The Mohs Fellowship Difference – The Gold Standard for Skin Cancer Removal
This is an important distinction that often goes unnoticed. There have been several published articles in the dermatology medical literature highlighting the importance of this training experience.
Unfortunately, other dermatologists try to perform Mohs surgery with either no formal postgraduate training or by doing a weekend course to try to learn the technique. These physicians are not Fellows of the American College of Mohs Surgery, and they can never be – as becoming a Fellow of the ACMS requires a 1-2 year training program that focuses on Mohs surgery and reconstructive surgery. This extensive training includes participation in at least 650 Mohs surgery cases under the supervision of an experienced ACMS-approved Mohs surgeon.
Mohs surgery fellowship training programs must pass a rigorous application and review process before being allowed to train a fellow. Once the training program is approved, it must continue to adhere to the standards set by the Mohs College. All ACMS-approved training programs are periodically re-evaluated on a 1 to 5-year basis to ensure that their academic and clinical requirements are being followed and fulfilled.

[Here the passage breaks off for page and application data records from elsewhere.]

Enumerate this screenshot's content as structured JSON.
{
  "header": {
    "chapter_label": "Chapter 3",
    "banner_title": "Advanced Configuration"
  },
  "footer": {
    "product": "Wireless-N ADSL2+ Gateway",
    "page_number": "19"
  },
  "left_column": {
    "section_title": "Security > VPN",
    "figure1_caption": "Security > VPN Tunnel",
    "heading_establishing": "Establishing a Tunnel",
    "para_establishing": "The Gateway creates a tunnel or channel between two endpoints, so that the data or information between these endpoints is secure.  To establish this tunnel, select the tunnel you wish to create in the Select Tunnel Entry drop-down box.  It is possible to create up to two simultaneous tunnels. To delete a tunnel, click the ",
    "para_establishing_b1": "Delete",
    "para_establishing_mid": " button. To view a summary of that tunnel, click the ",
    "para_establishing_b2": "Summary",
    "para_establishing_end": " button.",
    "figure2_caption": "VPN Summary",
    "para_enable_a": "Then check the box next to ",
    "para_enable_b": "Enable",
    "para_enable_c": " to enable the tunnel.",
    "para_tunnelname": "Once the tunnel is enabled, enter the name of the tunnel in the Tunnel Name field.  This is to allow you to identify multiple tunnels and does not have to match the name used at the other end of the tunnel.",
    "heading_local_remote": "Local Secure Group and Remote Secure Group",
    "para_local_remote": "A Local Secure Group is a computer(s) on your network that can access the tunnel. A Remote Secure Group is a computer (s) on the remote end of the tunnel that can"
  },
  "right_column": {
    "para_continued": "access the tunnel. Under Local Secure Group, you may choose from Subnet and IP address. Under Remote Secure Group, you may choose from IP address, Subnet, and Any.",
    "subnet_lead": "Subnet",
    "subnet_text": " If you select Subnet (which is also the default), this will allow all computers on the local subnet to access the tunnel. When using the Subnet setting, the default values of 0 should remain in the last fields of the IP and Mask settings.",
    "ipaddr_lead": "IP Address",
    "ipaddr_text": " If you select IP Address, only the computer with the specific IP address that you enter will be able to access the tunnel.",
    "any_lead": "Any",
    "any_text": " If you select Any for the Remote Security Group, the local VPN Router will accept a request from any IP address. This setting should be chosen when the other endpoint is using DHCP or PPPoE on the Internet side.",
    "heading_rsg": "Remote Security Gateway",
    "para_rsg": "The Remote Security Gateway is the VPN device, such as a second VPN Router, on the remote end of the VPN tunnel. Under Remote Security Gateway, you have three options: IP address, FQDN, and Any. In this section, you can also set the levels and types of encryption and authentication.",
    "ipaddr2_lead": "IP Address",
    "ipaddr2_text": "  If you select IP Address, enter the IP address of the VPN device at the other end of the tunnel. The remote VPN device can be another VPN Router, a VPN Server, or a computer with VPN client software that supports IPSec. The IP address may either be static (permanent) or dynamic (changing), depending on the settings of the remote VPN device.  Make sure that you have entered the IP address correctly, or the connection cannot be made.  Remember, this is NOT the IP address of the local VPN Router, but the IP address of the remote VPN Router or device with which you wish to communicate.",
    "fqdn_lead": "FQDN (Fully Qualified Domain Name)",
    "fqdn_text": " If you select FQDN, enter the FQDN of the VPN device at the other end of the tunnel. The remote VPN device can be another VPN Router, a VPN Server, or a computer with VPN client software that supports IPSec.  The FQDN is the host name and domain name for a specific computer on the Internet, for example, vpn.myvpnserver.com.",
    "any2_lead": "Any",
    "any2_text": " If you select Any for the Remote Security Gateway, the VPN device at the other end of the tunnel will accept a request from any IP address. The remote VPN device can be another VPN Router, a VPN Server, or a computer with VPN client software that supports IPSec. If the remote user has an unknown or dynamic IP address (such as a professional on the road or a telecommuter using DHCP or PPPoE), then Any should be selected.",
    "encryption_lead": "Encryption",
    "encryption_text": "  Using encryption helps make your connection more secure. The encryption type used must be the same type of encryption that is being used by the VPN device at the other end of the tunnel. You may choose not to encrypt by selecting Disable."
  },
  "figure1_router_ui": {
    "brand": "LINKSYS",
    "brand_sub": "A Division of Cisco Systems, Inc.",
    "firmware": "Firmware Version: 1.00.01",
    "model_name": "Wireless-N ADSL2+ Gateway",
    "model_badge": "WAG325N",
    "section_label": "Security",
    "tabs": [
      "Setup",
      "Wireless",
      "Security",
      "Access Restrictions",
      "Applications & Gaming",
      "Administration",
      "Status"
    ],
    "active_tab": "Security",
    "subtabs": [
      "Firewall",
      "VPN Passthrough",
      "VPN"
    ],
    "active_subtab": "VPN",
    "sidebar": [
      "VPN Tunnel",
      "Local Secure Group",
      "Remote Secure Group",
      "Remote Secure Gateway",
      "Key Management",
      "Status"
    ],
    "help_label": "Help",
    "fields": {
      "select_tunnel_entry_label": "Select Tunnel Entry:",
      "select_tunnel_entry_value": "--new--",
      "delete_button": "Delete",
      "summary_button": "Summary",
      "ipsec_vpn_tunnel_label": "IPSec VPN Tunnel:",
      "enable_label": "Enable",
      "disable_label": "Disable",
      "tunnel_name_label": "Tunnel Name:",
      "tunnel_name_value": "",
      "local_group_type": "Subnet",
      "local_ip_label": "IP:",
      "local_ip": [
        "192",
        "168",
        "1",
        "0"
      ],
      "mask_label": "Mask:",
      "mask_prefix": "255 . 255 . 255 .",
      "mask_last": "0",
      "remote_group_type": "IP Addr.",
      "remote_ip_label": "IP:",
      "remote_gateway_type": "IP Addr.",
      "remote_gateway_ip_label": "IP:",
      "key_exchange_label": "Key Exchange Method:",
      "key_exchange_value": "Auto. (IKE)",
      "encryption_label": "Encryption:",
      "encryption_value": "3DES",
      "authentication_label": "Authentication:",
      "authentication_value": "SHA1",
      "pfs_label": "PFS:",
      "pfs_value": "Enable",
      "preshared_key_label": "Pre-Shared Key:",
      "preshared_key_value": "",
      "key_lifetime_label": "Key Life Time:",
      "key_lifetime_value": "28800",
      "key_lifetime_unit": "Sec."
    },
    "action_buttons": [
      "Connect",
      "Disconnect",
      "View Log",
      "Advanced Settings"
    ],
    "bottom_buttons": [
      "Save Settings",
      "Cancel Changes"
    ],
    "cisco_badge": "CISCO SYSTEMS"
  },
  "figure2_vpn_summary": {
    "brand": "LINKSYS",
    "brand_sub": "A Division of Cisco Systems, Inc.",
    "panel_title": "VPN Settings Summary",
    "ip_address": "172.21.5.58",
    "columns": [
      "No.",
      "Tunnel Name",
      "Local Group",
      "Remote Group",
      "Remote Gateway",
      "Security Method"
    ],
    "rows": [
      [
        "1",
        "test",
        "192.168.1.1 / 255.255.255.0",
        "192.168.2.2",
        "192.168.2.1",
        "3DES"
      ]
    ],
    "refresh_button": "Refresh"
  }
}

There are only around 1500 Fellowship-trained Mohs surgeons worldwide. We are fortunate in Northwest Arkansas that we have two Mohs Fellowship-trained surgeons. Dr. Lance Henry, at Advanced Dermatology & Skin Cancer Center, PLLC has treated over 16,000 skin cancers with Mohs surgery and is the most experienced skin cancer and reconstructive surgeon in NWA. Their clinic in Fayetteville, AR is the only facility of its type in the state—with a Dermatology office, full-service medical spa (Revive Medical Spa, LLC), a Mohs surgery laboratory, a pathology laboratory, and licensed and accredited Ambulatory Surgery Center for advanced reconstructive surgery.